Pechorin’s moral indifference is the source of suffering for many characters in the novel. Lermontov pairs Pechorin with various character types to show how his lack of empathy and concern for others affects them in negative ways. Maksim Maksimych, Grushnitski, and the women Pechorin meets are all affected by Pechorin for the worse because they mistakenly place their trust in someone who lacks a moral compass.

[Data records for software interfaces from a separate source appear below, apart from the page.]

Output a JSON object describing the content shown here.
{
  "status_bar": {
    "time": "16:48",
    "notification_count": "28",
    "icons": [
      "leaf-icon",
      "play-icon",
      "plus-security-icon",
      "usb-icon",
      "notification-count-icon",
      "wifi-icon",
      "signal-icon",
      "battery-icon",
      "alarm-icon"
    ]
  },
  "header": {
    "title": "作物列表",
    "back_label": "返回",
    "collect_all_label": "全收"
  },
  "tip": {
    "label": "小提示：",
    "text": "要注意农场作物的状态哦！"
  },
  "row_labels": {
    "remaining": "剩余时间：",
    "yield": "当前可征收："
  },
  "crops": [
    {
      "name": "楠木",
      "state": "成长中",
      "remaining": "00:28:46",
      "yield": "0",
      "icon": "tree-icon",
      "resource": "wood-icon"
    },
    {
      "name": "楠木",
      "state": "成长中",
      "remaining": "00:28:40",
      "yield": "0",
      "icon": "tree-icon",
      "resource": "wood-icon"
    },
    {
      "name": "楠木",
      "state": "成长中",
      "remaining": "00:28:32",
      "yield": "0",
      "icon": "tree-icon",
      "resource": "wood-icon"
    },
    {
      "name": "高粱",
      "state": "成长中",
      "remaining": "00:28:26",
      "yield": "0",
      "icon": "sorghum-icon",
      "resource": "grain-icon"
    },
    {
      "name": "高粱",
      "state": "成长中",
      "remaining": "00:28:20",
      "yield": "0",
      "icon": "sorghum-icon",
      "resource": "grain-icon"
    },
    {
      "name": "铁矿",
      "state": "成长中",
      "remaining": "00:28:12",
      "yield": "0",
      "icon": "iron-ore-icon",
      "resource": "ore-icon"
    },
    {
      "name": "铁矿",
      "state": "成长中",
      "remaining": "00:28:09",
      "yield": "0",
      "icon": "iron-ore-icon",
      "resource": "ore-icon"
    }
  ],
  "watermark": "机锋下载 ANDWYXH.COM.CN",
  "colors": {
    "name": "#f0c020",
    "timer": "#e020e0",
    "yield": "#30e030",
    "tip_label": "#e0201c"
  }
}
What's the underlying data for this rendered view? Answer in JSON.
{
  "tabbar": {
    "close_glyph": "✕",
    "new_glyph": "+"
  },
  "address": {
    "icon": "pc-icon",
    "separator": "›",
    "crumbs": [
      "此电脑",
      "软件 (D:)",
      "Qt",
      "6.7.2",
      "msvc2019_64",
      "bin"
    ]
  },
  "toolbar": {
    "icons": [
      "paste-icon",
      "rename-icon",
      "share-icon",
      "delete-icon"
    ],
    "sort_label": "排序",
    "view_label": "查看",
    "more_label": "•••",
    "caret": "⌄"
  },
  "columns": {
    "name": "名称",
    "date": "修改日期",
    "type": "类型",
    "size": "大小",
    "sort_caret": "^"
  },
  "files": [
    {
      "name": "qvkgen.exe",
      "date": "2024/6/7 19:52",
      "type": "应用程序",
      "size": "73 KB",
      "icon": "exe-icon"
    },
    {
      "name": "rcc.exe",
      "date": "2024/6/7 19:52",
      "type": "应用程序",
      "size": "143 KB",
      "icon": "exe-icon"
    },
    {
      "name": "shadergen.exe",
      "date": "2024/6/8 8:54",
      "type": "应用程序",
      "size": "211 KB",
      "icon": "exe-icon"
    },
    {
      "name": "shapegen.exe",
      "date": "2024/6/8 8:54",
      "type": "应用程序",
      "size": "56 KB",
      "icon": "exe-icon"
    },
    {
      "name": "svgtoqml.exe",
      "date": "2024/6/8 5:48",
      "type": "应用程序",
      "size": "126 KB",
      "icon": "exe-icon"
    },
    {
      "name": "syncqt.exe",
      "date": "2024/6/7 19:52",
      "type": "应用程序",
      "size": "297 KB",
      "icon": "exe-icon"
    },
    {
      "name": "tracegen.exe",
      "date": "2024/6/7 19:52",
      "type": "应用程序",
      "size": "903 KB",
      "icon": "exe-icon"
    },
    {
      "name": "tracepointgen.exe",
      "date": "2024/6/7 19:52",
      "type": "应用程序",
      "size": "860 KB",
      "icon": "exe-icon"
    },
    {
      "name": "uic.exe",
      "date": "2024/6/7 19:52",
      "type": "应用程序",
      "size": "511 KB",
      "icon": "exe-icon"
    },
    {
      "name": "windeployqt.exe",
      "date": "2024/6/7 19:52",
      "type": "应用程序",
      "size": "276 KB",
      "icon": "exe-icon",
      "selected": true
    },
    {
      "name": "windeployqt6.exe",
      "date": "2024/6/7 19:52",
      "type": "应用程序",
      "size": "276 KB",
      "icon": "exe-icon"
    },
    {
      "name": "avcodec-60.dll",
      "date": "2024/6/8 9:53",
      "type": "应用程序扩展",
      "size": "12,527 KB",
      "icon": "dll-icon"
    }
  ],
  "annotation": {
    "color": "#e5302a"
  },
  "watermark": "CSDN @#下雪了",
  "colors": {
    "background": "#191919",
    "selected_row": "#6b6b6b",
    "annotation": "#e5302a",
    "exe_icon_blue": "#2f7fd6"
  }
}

Maksim Maksimych and Pechorin represent opposing moral standpoints: Maksim Maksimych is humble and earnest while Pechorin is disengaged and cynical. The comparison is striking because, as an older man who has been in the military for over 20 years, Maksim Maksimych could easily be expected to be the more cynical individual. He believes in kindness, acting as a father figure to Bela and a genuine friend to Pechorin. He even shares his knowledge of the Caucasus with the narrator though he is under no obligation to do so. Though not a perfect character—he harbors many biases toward the people of the Caucasus and does little to intervene in the immoral acts he witnesses—he provides a counterpoint to Pechorin’s alienation by serving as an example of true friendship.